*Problem to solve*
Go through the entries below. Copy each line in which "color" appears.

*Given records*
· · ·
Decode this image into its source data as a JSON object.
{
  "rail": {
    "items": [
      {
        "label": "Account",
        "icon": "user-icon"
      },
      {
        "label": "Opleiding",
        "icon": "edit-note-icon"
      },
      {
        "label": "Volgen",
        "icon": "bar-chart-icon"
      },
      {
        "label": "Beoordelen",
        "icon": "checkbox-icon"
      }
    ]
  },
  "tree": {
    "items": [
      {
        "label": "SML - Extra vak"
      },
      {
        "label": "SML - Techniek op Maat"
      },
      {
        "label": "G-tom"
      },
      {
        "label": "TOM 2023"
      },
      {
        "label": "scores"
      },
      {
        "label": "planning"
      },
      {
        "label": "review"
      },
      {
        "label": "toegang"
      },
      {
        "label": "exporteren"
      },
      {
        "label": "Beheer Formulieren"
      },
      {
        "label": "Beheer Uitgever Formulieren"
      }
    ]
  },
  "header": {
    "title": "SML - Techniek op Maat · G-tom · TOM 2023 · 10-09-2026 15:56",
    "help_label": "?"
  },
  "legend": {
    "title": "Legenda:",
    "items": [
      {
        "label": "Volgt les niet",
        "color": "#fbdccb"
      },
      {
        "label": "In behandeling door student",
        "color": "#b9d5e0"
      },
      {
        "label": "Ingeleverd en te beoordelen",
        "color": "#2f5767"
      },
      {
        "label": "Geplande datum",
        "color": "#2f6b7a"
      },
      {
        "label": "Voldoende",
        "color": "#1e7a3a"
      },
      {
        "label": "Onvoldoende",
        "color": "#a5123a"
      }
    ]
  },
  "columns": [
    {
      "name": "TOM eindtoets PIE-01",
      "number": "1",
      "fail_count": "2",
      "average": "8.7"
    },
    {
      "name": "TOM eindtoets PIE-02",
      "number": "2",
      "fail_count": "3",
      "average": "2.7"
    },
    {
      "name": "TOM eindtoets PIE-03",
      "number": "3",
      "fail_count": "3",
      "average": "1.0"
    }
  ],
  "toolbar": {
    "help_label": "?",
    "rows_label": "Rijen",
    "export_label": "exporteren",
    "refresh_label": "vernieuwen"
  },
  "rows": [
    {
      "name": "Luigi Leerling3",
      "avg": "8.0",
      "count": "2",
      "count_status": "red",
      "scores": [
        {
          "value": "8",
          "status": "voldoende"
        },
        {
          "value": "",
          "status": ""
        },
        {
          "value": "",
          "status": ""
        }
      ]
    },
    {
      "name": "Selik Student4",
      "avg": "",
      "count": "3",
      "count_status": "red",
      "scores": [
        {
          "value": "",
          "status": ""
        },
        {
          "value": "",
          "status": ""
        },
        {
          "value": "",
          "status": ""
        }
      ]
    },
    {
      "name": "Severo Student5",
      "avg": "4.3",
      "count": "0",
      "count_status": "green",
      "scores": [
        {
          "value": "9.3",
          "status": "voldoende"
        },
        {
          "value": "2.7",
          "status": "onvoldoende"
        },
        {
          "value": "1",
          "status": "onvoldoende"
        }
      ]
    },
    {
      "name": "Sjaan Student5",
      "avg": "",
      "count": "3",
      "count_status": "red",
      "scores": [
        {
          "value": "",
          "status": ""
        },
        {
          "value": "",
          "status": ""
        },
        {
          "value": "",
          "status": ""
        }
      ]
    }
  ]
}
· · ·
*Answer section*
        "color": "#fbdccb"
        "color": "#b9d5e0"
        "color": "#2f5767"
        "color": "#2f6b7a"
        "color": "#1e7a3a"
        "color": "#a5123a"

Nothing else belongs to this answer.